Activity: Once the images are set aside, print the remaining lines below exactly.

Content starts

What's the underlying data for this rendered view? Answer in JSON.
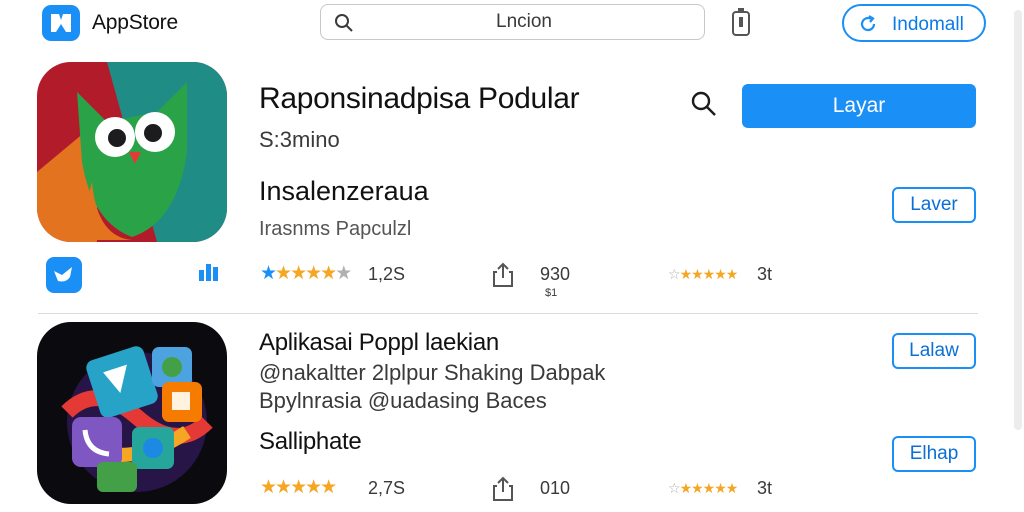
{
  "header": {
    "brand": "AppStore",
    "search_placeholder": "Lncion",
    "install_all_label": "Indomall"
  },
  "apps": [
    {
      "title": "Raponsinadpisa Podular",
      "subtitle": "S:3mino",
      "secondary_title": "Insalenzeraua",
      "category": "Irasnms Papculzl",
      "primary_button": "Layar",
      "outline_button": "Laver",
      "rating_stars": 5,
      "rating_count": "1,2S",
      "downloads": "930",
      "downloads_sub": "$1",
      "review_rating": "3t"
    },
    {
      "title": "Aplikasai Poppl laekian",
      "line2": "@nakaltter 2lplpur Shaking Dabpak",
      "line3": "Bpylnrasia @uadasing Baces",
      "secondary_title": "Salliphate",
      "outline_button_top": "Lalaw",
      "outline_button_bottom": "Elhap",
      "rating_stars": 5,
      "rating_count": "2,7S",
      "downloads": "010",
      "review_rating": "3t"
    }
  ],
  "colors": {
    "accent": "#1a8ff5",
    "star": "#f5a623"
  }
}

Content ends

Your response:
What's the underlying data for this rendered view? Answer in JSON.
{
  "header": {
    "brand": "AppStore",
    "search_placeholder": "Lncion",
    "install_all_label": "Indomall"
  },
  "apps": [
    {
      "title": "Raponsinadpisa Podular",
      "subtitle": "S:3mino",
      "secondary_title": "Insalenzeraua",
      "category": "Irasnms Papculzl",
      "primary_button": "Layar",
      "outline_button": "Laver",
      "rating_stars": 5,
      "rating_count": "1,2S",
      "downloads": "930",
      "downloads_sub": "$1",
      "review_rating": "3t"
    },
    {
      "title": "Aplikasai Poppl laekian",
      "line2": "@nakaltter 2lplpur Shaking Dabpak",
      "line3": "Bpylnrasia @uadasing Baces",
      "secondary_title": "Salliphate",
      "outline_button_top": "Lalaw",
      "outline_button_bottom": "Elhap",
      "rating_stars": 5,
      "rating_count": "2,7S",
      "downloads": "010",
      "review_rating": "3t"
    }
  ],
  "colors": {
    "accent": "#1a8ff5",
    "star": "#f5a623"
  }
}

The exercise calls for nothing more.